October 14, 2015 | by Andrew Horsfield

Effort v impact

When a professional swimmer launches themselves into the water at the start of a race you rarely see them thrash about wildly. Despite the desire to go faster than their rival, the desire to touch the wall first and the desire to win in their event, you don't see them dive in and thrash their arms.

Instead they utilise their technique.

They focus on their stroke, kicking efficiency, breathing rates and turning technique to power themselves through the pool. That's because impact rather than effort creates great results. Moving your arms quickly doesn't make you a faster swimmer.

The same principal applies in accelerating your own success. More effort doesn't mean you care more or will get more done. It just means you work more. Productive work makes a difference, moves things forward and makes results happen. It's less about effort and more about impact.
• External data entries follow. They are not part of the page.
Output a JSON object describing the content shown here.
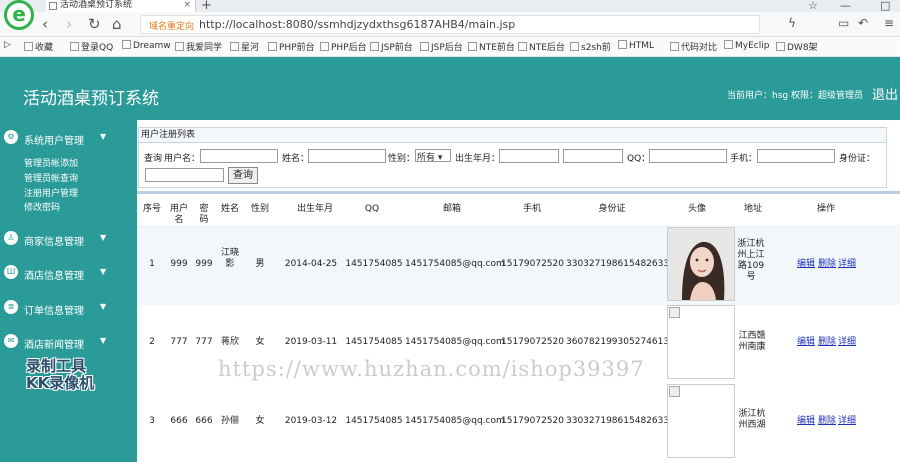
{
  "browser": {
    "logo_letter": "e",
    "tab_title": "活动酒桌预订系统",
    "tab_close": "×",
    "new_tab": "+",
    "url_tag": "域名重定向",
    "url": "http://localhost:8080/ssmhdjzydxthsg6187AHB4/main.jsp",
    "bookmarks": [
      "收藏",
      "登录QQ",
      "Dreamw",
      "我爱同学",
      "星河",
      "PHP前台",
      "PHP后台",
      "JSP前台",
      "JSP后台",
      "NTE前台",
      "NTE后台",
      "s2sh前",
      "HTML",
      "代码对比",
      "MyEclip",
      "DW8架"
    ]
  },
  "header": {
    "title": "活动酒桌预订系统",
    "user_info": "当前用户：hsg 权限：超级管理员",
    "logout": "退出"
  },
  "sidebar": {
    "menus": [
      {
        "label": "系统用户管理",
        "arrow": "▼",
        "icon": "gear-icon"
      },
      {
        "label": "商家信息管理",
        "arrow": "▼",
        "icon": "user-icon"
      },
      {
        "label": "酒店信息管理",
        "arrow": "▼",
        "icon": "building-icon"
      },
      {
        "label": "订单信息管理",
        "arrow": "▼",
        "icon": "order-icon"
      },
      {
        "label": "酒店新闻管理",
        "arrow": "▼",
        "icon": "news-icon"
      }
    ],
    "sub_items": [
      "管理员帐添加",
      "管理员帐查询",
      "注册用户管理",
      "修改密码"
    ]
  },
  "watermark": {
    "kk_line1": "录制工具",
    "kk_line2": "KK录像机",
    "url": "https://www.huzhan.com/ishop39397"
  },
  "panel": {
    "title": "用户注册列表",
    "search": {
      "query_label": "查询",
      "username_label": "用户名：",
      "name_label": "姓名：",
      "gender_label": "性别：",
      "gender_selected": "所有",
      "birth_label": "出生年月：",
      "qq_label": "QQ：",
      "phone_label": "手机：",
      "idcard_label": "身份证：",
      "button": "查询"
    }
  },
  "table": {
    "headers": [
      "序号",
      "用户名",
      "密码",
      "姓名",
      "性别",
      "出生年月",
      "QQ",
      "邮箱",
      "手机",
      "身份证",
      "头像",
      "地址",
      "操作"
    ],
    "rows": [
      {
        "no": "1",
        "username": "999",
        "password": "999",
        "name": "江晓影",
        "gender": "男",
        "birth": "2014-04-25",
        "qq": "1451754085",
        "email": "1451754085@qq.com",
        "phone": "15179072520",
        "idcard": "330327198615482633",
        "address": "浙江杭州上江路109号",
        "edit": "编辑",
        "delete": "删除",
        "detail": "详细"
      },
      {
        "no": "2",
        "username": "777",
        "password": "777",
        "name": "蒋欣",
        "gender": "女",
        "birth": "2019-03-11",
        "qq": "1451754085",
        "email": "1451754085@qq.com",
        "phone": "15179072520",
        "idcard": "360782199305274613",
        "address": "江西赣州南康",
        "edit": "编辑",
        "delete": "删除",
        "detail": "详细"
      },
      {
        "no": "3",
        "username": "666",
        "password": "666",
        "name": "孙俪",
        "gender": "女",
        "birth": "2019-03-12",
        "qq": "1451754085",
        "email": "1451754085@qq.com",
        "phone": "15179072520",
        "idcard": "330327198615482633",
        "address": "浙江杭州西湖",
        "edit": "编辑",
        "delete": "删除",
        "detail": "详细"
      }
    ]
  }
}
Just like the professional swimmer you have to hone your technique.

If you can be productive, put your skills to work, get things done and get out of the door by 5pm, you're onto something. On the other hand, if you waste time at unwanted meetings, fail to confront things head on and share problems rather than solutions, you are missing the point.
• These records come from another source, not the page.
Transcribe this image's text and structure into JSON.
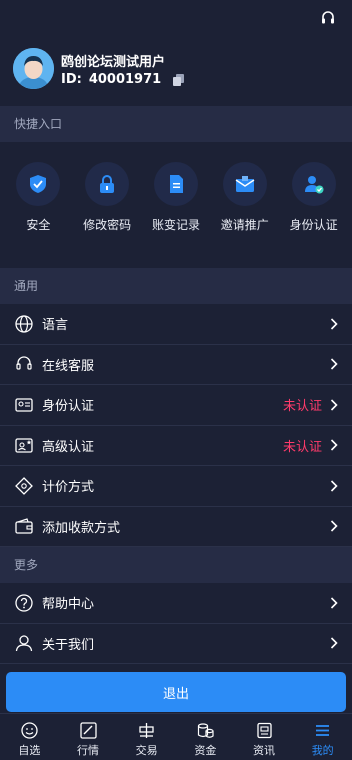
{
  "colors": {
    "background": "#1c2135",
    "section": "#262c45",
    "accent": "#2c8cf6",
    "warning": "#ff3b6b"
  },
  "header": {
    "support_icon": "headset-icon"
  },
  "profile": {
    "username": "鸥创论坛测试用户",
    "id_label": "ID:",
    "id_value": "40001971",
    "avatar_icon": "avatar-icon",
    "copy_icon": "copy-icon"
  },
  "quick_section": {
    "title": "快捷入口",
    "items": [
      {
        "label": "安全",
        "icon": "shield-icon"
      },
      {
        "label": "修改密码",
        "icon": "lock-icon"
      },
      {
        "label": "账变记录",
        "icon": "document-icon"
      },
      {
        "label": "邀请推广",
        "icon": "mail-icon"
      },
      {
        "label": "身份认证",
        "icon": "user-verified-icon"
      }
    ]
  },
  "general_section": {
    "title": "通用",
    "items": [
      {
        "label": "语言",
        "status": "",
        "icon": "globe-icon"
      },
      {
        "label": "在线客服",
        "status": "",
        "icon": "headset-icon"
      },
      {
        "label": "身份认证",
        "status": "未认证",
        "icon": "id-card-icon"
      },
      {
        "label": "高级认证",
        "status": "未认证",
        "icon": "id-card-star-icon"
      },
      {
        "label": "计价方式",
        "status": "",
        "icon": "currency-icon"
      },
      {
        "label": "添加收款方式",
        "status": "",
        "icon": "wallet-icon"
      }
    ]
  },
  "more_section": {
    "title": "更多",
    "items": [
      {
        "label": "帮助中心",
        "icon": "question-icon"
      },
      {
        "label": "关于我们",
        "icon": "person-icon"
      }
    ]
  },
  "logout": {
    "label": "退出"
  },
  "tabs": [
    {
      "label": "自选",
      "icon": "smile-icon",
      "active": false
    },
    {
      "label": "行情",
      "icon": "chart-icon",
      "active": false
    },
    {
      "label": "交易",
      "icon": "trade-icon",
      "active": false
    },
    {
      "label": "资金",
      "icon": "coins-icon",
      "active": false
    },
    {
      "label": "资讯",
      "icon": "news-icon",
      "active": false
    },
    {
      "label": "我的",
      "icon": "menu-icon",
      "active": true
    }
  ]
}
The point is not about the effort you are making but the impact you are having.


September 3, 2015 | by Andrew Horsfield

The F word
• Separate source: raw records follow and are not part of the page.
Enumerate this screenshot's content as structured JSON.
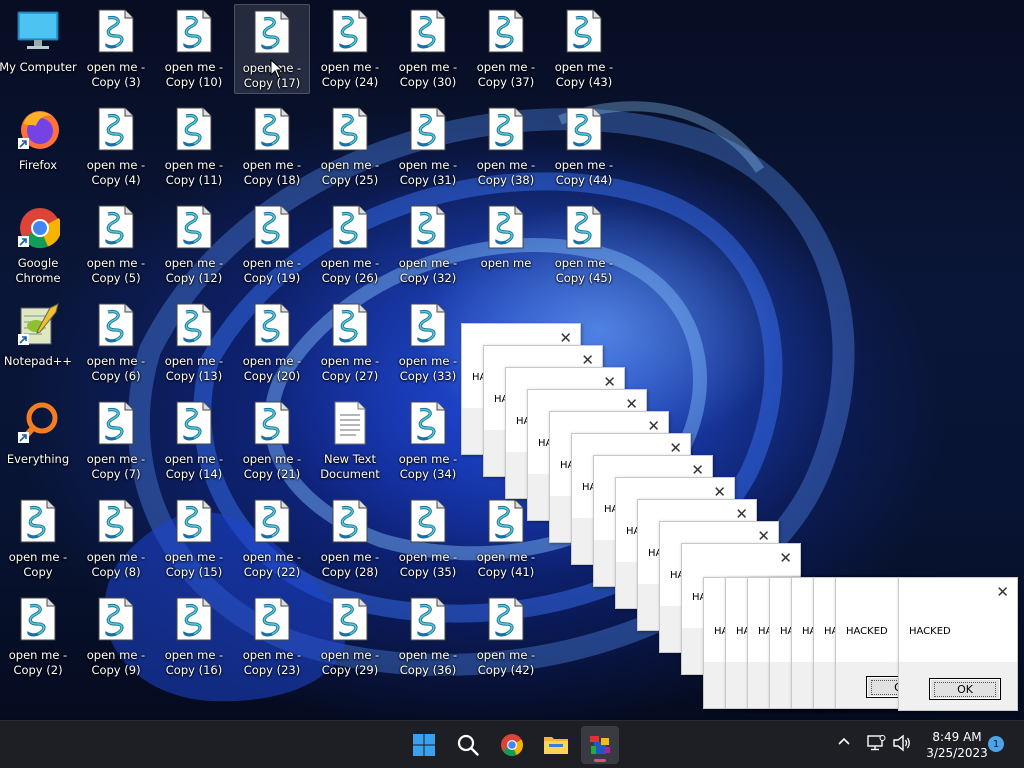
{
  "desktop": {
    "shortcuts": [
      {
        "label": "My Computer",
        "icon": "computer-icon",
        "col": 0,
        "row": 0
      },
      {
        "label": "Firefox",
        "icon": "firefox-icon",
        "col": 0,
        "row": 1
      },
      {
        "label": "Google Chrome",
        "icon": "chrome-icon",
        "col": 0,
        "row": 2
      },
      {
        "label": "Notepad++",
        "icon": "notepadpp-icon",
        "col": 0,
        "row": 3
      },
      {
        "label": "Everything",
        "icon": "everything-icon",
        "col": 0,
        "row": 4
      },
      {
        "label": "open me - Copy",
        "icon": "script-file-icon",
        "col": 0,
        "row": 5
      },
      {
        "label": "open me - Copy (2)",
        "icon": "script-file-icon",
        "col": 0,
        "row": 6
      },
      {
        "label": "open me - Copy (3)",
        "icon": "script-file-icon",
        "col": 1,
        "row": 0
      },
      {
        "label": "open me - Copy (4)",
        "icon": "script-file-icon",
        "col": 1,
        "row": 1
      },
      {
        "label": "open me - Copy (5)",
        "icon": "script-file-icon",
        "col": 1,
        "row": 2
      },
      {
        "label": "open me - Copy (6)",
        "icon": "script-file-icon",
        "col": 1,
        "row": 3
      },
      {
        "label": "open me - Copy (7)",
        "icon": "script-file-icon",
        "col": 1,
        "row": 4
      },
      {
        "label": "open me - Copy (8)",
        "icon": "script-file-icon",
        "col": 1,
        "row": 5
      },
      {
        "label": "open me - Copy (9)",
        "icon": "script-file-icon",
        "col": 1,
        "row": 6
      },
      {
        "label": "open me - Copy (10)",
        "icon": "script-file-icon",
        "col": 2,
        "row": 0
      },
      {
        "label": "open me - Copy (11)",
        "icon": "script-file-icon",
        "col": 2,
        "row": 1
      },
      {
        "label": "open me - Copy (12)",
        "icon": "script-file-icon",
        "col": 2,
        "row": 2
      },
      {
        "label": "open me - Copy (13)",
        "icon": "script-file-icon",
        "col": 2,
        "row": 3
      },
      {
        "label": "open me - Copy (14)",
        "icon": "script-file-icon",
        "col": 2,
        "row": 4
      },
      {
        "label": "open me - Copy (15)",
        "icon": "script-file-icon",
        "col": 2,
        "row": 5
      },
      {
        "label": "open me - Copy (16)",
        "icon": "script-file-icon",
        "col": 2,
        "row": 6
      },
      {
        "label": "open me - Copy (17)",
        "icon": "script-file-icon",
        "col": 3,
        "row": 0,
        "selected": true
      },
      {
        "label": "open me - Copy (18)",
        "icon": "script-file-icon",
        "col": 3,
        "row": 1
      },
      {
        "label": "open me - Copy (19)",
        "icon": "script-file-icon",
        "col": 3,
        "row": 2
      },
      {
        "label": "open me - Copy (20)",
        "icon": "script-file-icon",
        "col": 3,
        "row": 3
      },
      {
        "label": "open me - Copy (21)",
        "icon": "script-file-icon",
        "col": 3,
        "row": 4
      },
      {
        "label": "open me - Copy (22)",
        "icon": "script-file-icon",
        "col": 3,
        "row": 5
      },
      {
        "label": "open me - Copy (23)",
        "icon": "script-file-icon",
        "col": 3,
        "row": 6
      },
      {
        "label": "open me - Copy (24)",
        "icon": "script-file-icon",
        "col": 4,
        "row": 0
      },
      {
        "label": "open me - Copy (25)",
        "icon": "script-file-icon",
        "col": 4,
        "row": 1
      },
      {
        "label": "open me - Copy (26)",
        "icon": "script-file-icon",
        "col": 4,
        "row": 2
      },
      {
        "label": "open me - Copy (27)",
        "icon": "script-file-icon",
        "col": 4,
        "row": 3
      },
      {
        "label": "New Text Document",
        "icon": "text-document-icon",
        "col": 4,
        "row": 4
      },
      {
        "label": "open me - Copy (28)",
        "icon": "script-file-icon",
        "col": 4,
        "row": 5
      },
      {
        "label": "open me - Copy (29)",
        "icon": "script-file-icon",
        "col": 4,
        "row": 6
      },
      {
        "label": "open me - Copy (30)",
        "icon": "script-file-icon",
        "col": 5,
        "row": 0
      },
      {
        "label": "open me - Copy (31)",
        "icon": "script-file-icon",
        "col": 5,
        "row": 1
      },
      {
        "label": "open me - Copy (32)",
        "icon": "script-file-icon",
        "col": 5,
        "row": 2
      },
      {
        "label": "open me - Copy (33)",
        "icon": "script-file-icon",
        "col": 5,
        "row": 3
      },
      {
        "label": "open me - Copy (34)",
        "icon": "script-file-icon",
        "col": 5,
        "row": 4
      },
      {
        "label": "open me - Copy (35)",
        "icon": "script-file-icon",
        "col": 5,
        "row": 5
      },
      {
        "label": "open me - Copy (36)",
        "icon": "script-file-icon",
        "col": 5,
        "row": 6
      },
      {
        "label": "open me - Copy (37)",
        "icon": "script-file-icon",
        "col": 6,
        "row": 0
      },
      {
        "label": "open me - Copy (38)",
        "icon": "script-file-icon",
        "col": 6,
        "row": 1
      },
      {
        "label": "open me",
        "icon": "script-file-icon",
        "col": 6,
        "row": 2
      },
      {
        "label": "open me - Copy (41)",
        "icon": "script-file-icon",
        "col": 6,
        "row": 5
      },
      {
        "label": "open me - Copy (42)",
        "icon": "script-file-icon",
        "col": 6,
        "row": 6
      },
      {
        "label": "open me - Copy (43)",
        "icon": "script-file-icon",
        "col": 7,
        "row": 0
      },
      {
        "label": "open me - Copy (44)",
        "icon": "script-file-icon",
        "col": 7,
        "row": 1
      },
      {
        "label": "open me - Copy (45)",
        "icon": "script-file-icon",
        "col": 7,
        "row": 2
      }
    ]
  },
  "dialogs": {
    "message": "HACKED",
    "close_glyph": "✕",
    "ok_label": "OK",
    "stack_count": 19
  },
  "taskbar": {
    "apps": [
      {
        "name": "start-button",
        "icon": "windows-start-icon"
      },
      {
        "name": "search-button",
        "icon": "search-icon"
      },
      {
        "name": "chrome-taskbar-button",
        "icon": "chrome-icon"
      },
      {
        "name": "file-explorer-button",
        "icon": "folder-icon"
      },
      {
        "name": "running-app-button",
        "icon": "colorful-app-icon",
        "active": true
      }
    ],
    "tray": {
      "overflow_glyph": "^",
      "time": "8:49 AM",
      "date": "3/25/2023",
      "notification_count": "1"
    }
  },
  "colors": {
    "accent": "#0078d4",
    "taskbar": "#1e1f24",
    "notification_badge": "#4ca3e6",
    "active_indicator": "#e05070"
  }
}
I failed today. In fact I have been most of this week. Things I attempted to try didn't work. Ideas I tried to cultivate didn't eventuate. Despite some significant effort I have come up short.


July 29, 2015 | by Andrew Horsfield

Build your assets

High achievers continually evolve. They continually evolve by building new skills that augment existing capability. This matters because success takes the highest levels of personal leadership.


April 18, 2015 | by Andrew Horsfield

The fallacy of fear

Most of the valuable work we do involves fear. The brave, successful and admirable people who make things happen are not fearless. They lean into fear and learn how to manage their emotion.